### DATA EXTRACT
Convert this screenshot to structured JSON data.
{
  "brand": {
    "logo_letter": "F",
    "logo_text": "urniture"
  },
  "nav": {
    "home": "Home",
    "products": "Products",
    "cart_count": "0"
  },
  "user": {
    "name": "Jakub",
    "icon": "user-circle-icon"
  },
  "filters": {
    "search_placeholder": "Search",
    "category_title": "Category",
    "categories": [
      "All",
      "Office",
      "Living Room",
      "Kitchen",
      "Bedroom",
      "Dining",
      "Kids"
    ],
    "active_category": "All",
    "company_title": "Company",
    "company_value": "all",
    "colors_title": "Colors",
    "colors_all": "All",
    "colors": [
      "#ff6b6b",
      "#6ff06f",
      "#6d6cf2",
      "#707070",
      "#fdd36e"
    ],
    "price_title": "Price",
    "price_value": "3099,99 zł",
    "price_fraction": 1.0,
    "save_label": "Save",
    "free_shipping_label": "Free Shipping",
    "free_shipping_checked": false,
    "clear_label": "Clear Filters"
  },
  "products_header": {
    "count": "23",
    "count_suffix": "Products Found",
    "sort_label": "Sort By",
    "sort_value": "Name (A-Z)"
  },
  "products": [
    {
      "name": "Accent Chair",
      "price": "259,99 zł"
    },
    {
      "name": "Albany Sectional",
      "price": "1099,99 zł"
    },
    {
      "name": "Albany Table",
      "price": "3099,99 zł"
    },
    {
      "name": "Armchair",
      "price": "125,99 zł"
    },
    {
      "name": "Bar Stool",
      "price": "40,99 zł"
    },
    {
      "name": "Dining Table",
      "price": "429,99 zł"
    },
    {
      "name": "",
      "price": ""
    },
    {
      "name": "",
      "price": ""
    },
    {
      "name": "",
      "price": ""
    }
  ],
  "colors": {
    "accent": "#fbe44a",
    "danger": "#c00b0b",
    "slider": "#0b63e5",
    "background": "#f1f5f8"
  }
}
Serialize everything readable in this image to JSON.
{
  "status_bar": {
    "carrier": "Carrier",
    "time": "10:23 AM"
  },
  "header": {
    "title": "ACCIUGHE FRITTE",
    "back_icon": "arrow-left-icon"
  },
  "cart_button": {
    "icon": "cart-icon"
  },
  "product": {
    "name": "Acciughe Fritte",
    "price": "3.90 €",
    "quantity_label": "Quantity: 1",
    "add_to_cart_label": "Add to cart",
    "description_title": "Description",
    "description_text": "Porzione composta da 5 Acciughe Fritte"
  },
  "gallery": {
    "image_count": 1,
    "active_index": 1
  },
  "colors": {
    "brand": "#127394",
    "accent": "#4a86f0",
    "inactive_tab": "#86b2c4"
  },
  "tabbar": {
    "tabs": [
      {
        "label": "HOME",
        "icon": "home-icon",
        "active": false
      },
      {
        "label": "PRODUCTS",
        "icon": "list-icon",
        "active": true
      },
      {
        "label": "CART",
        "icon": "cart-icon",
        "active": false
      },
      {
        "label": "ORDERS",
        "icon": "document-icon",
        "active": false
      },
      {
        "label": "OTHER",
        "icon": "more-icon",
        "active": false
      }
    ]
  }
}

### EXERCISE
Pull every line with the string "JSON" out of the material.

### ANSWER SPACE
Convert this screenshot to structured JSON data.
Serialize everything readable in this image to JSON.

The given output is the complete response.